◆ WHAT THE TASK REQUIRES
Please output the records below in full, exactly as given, but without the images.
Content starts
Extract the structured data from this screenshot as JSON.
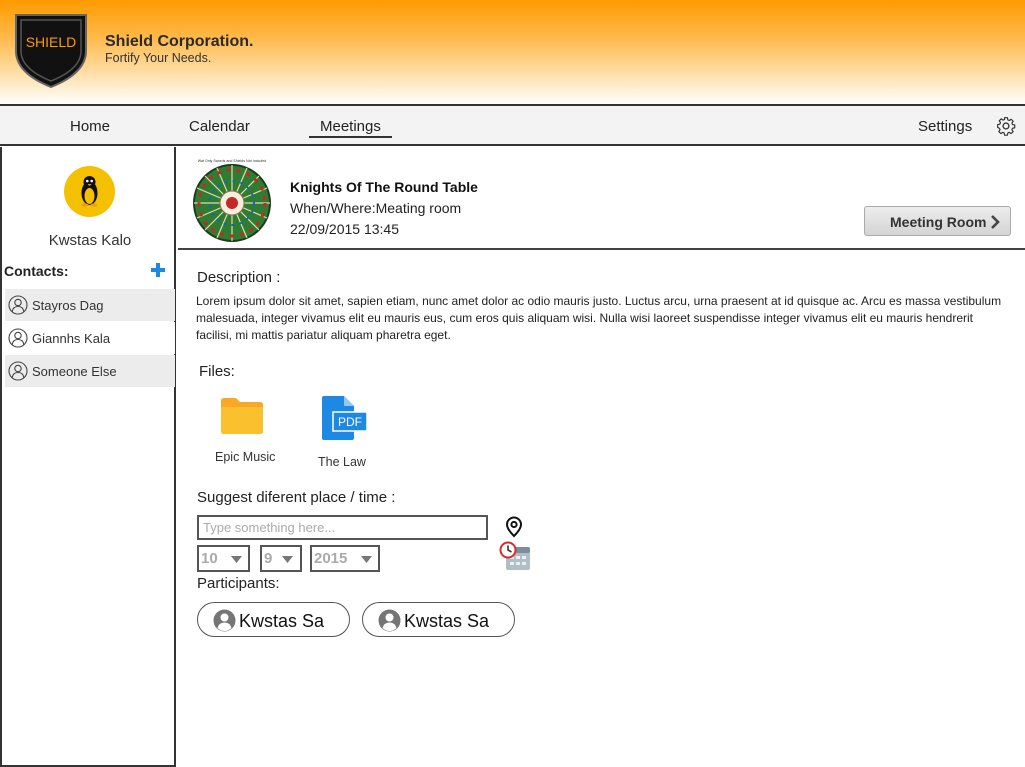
{
  "header": {
    "logo_text": "SHIELD",
    "company_name": "Shield Corporation.",
    "tagline": "Fortify Your Needs."
  },
  "nav": {
    "items": [
      {
        "label": "Home"
      },
      {
        "label": "Calendar"
      },
      {
        "label": "Meetings",
        "active": true
      }
    ],
    "settings_label": "Settings",
    "settings_icon": "gear-icon"
  },
  "sidebar": {
    "user_name": "Kwstas Kalo",
    "avatar_icon": "penguin-icon",
    "contacts_label": "Contacts:",
    "add_contact_icon": "plus-icon",
    "contacts": [
      {
        "name": "Stayros Dag"
      },
      {
        "name": "Giannhs Kala"
      },
      {
        "name": "Someone Else"
      }
    ]
  },
  "meeting": {
    "image_caption": "Wat Only Swords and Shields Not Included",
    "title": "Knights Of The Round Table",
    "where": "When/Where:Meating room",
    "when": "22/09/2015  13:45",
    "room_button_label": "Meeting Room"
  },
  "description": {
    "label": "Description :",
    "text": "Lorem ipsum dolor sit amet, sapien etiam, nunc amet dolor ac odio mauris justo. Luctus arcu, urna praesent at id quisque ac. Arcu es massa vestibulum malesuada, integer vivamus elit eu mauris eus, cum eros quis aliquam wisi. Nulla wisi laoreet suspendisse integer vivamus elit eu mauris hendrerit facilisi, mi mattis pariatur aliquam pharetra eget."
  },
  "files": {
    "label": "Files:",
    "items": [
      {
        "name": "Epic Music",
        "icon": "folder-icon"
      },
      {
        "name": "The Law",
        "icon": "pdf-icon",
        "badge": "PDF"
      }
    ]
  },
  "suggest": {
    "label": "Suggest diferent place / time :",
    "placeholder": "Type something here...",
    "value": "",
    "day": "10",
    "month": "9",
    "year": "2015"
  },
  "participants": {
    "label": "Participants:",
    "items": [
      {
        "name": "Kwstas Sa"
      },
      {
        "name": "Kwstas Sa"
      }
    ]
  },
  "colors": {
    "header_orange": "#ff9a00",
    "avatar_yellow": "#f5c000",
    "accent_blue": "#1e88e5",
    "folder_yellow": "#fbc02d"
  }
}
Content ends
◆ RESPONSE AREA
Extract the structured data from this screenshot as JSON.
{
  "header": {
    "logo_text": "SHIELD",
    "company_name": "Shield Corporation.",
    "tagline": "Fortify Your Needs."
  },
  "nav": {
    "items": [
      {
        "label": "Home"
      },
      {
        "label": "Calendar"
      },
      {
        "label": "Meetings",
        "active": true
      }
    ],
    "settings_label": "Settings",
    "settings_icon": "gear-icon"
  },
  "sidebar": {
    "user_name": "Kwstas Kalo",
    "avatar_icon": "penguin-icon",
    "contacts_label": "Contacts:",
    "add_contact_icon": "plus-icon",
    "contacts": [
      {
        "name": "Stayros Dag"
      },
      {
        "name": "Giannhs Kala"
      },
      {
        "name": "Someone Else"
      }
    ]
  },
  "meeting": {
    "image_caption": "Wat Only Swords and Shields Not Included",
    "title": "Knights Of The Round Table",
    "where": "When/Where:Meating room",
    "when": "22/09/2015  13:45",
    "room_button_label": "Meeting Room"
  },
  "description": {
    "label": "Description :",
    "text": "Lorem ipsum dolor sit amet, sapien etiam, nunc amet dolor ac odio mauris justo. Luctus arcu, urna praesent at id quisque ac. Arcu es massa vestibulum malesuada, integer vivamus elit eu mauris eus, cum eros quis aliquam wisi. Nulla wisi laoreet suspendisse integer vivamus elit eu mauris hendrerit facilisi, mi mattis pariatur aliquam pharetra eget."
  },
  "files": {
    "label": "Files:",
    "items": [
      {
        "name": "Epic Music",
        "icon": "folder-icon"
      },
      {
        "name": "The Law",
        "icon": "pdf-icon",
        "badge": "PDF"
      }
    ]
  },
  "suggest": {
    "label": "Suggest diferent place / time :",
    "placeholder": "Type something here...",
    "value": "",
    "day": "10",
    "month": "9",
    "year": "2015"
  },
  "participants": {
    "label": "Participants:",
    "items": [
      {
        "name": "Kwstas Sa"
      },
      {
        "name": "Kwstas Sa"
      }
    ]
  },
  "colors": {
    "header_orange": "#ff9a00",
    "avatar_yellow": "#f5c000",
    "accent_blue": "#1e88e5",
    "folder_yellow": "#fbc02d"
  }
}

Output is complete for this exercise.